Somehow, though, my super power to extract difficulty from the earth’s core came through in shining fashion. On or about the fourth or fifth apple, I chose the one that was single-handedly the finger in the dyke: the one piece of produce preventing the avalanche that, when it occurred, laid a curse upon my feet and made me, if only briefly, rethink my greedy little pie-making fantasies.
Now, I’m sure there’s a Biblical metaphor here, what with the picking of the Apple preceding a Fall and with me trying to quickly put everything back before the Guy in Charge notices there’s a Calamity on Aisle 1: only, I don’t think when Eve took that apple that there were about four or five -- well, since there were no people, then -- orangutans (in her case, if you will) looking at her with a judgmental eye and thinking, “Pshaw, moron.” It’s not in Genesis and Jesus never made mention once of it, so I’m going to go out on a limb here and say that that never happened.

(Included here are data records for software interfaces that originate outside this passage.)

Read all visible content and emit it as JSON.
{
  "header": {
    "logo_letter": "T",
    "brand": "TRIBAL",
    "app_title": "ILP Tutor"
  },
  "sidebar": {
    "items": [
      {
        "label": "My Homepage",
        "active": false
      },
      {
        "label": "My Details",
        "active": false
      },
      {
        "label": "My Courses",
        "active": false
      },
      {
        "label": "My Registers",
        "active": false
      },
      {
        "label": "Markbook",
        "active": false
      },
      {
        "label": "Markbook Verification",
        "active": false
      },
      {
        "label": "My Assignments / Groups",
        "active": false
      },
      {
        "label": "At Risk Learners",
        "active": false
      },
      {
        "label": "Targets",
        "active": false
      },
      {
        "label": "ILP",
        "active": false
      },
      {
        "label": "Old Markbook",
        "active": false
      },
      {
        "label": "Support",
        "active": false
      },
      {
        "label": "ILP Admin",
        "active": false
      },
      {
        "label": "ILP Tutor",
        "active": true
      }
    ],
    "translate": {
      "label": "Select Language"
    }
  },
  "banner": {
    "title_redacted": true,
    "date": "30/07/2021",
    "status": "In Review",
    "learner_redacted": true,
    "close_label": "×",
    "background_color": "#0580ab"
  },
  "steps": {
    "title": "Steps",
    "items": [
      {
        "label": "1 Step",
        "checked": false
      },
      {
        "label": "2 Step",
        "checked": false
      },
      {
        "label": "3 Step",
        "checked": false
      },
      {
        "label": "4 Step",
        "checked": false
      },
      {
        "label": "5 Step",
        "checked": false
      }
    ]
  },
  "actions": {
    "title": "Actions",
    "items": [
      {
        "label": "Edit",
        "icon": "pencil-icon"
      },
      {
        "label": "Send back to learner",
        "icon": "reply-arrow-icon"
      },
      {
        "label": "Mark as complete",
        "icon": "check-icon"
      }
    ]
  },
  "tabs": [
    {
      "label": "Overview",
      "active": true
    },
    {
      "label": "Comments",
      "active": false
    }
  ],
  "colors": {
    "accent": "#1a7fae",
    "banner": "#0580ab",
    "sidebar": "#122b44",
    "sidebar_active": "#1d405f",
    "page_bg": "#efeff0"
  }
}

I’m equally sure that there was no Funniest Home Video moment, where she cheekily decided to pinch one but then the rest fell out of the tree and so, now that there’s no Garden Party of Eden to speak of, why not try to make ten thousand bucks off the video (in fact, keep watch for a Key Foods manager in possession and looking to make money off of just such a video)?
Yes, she and Adam lost Eden, but I lost one minute of my life, looking like a fucking moron in front of a grocery store full of Polish people. And yes, I know that the cultural stereotypes are grossly unfair towards the Polish, but I know also this, ladies and gentlemen, and that is: the very definition of Irony when it comes gently tapping at my chamber door. I think when you have a shopping center full of Polish men and women –some of whom were no doubt testy because they needed apples too – and they’re cursing through their teeth at this “idiot” in front of them, then, you, my friends, have Irony, not to mention the hardest part of making an apple pie.
Incidentally, I’d have to say the second hardest part is realizing at the last minute that you don’t own an apple corer.
Today’s lesson: Zach and Stevie on the other hand know a little something about the kitchen and had not only turkey on display but goose -- yes, goose! -- and delicious goose it was. So good in fact that while consuming a fair share of it, my mind immediately leap-frogged to the most famous goose of all – Mother Goose. And then from her to Humpty Dumpty to the Cow who jumped over the moon, to ginger bread houses and little red riding hoodsters with food for grandmother -- until suddenly the realization came upon me that it’s not McDonald’s that’s making children fat, it’s fairy tales.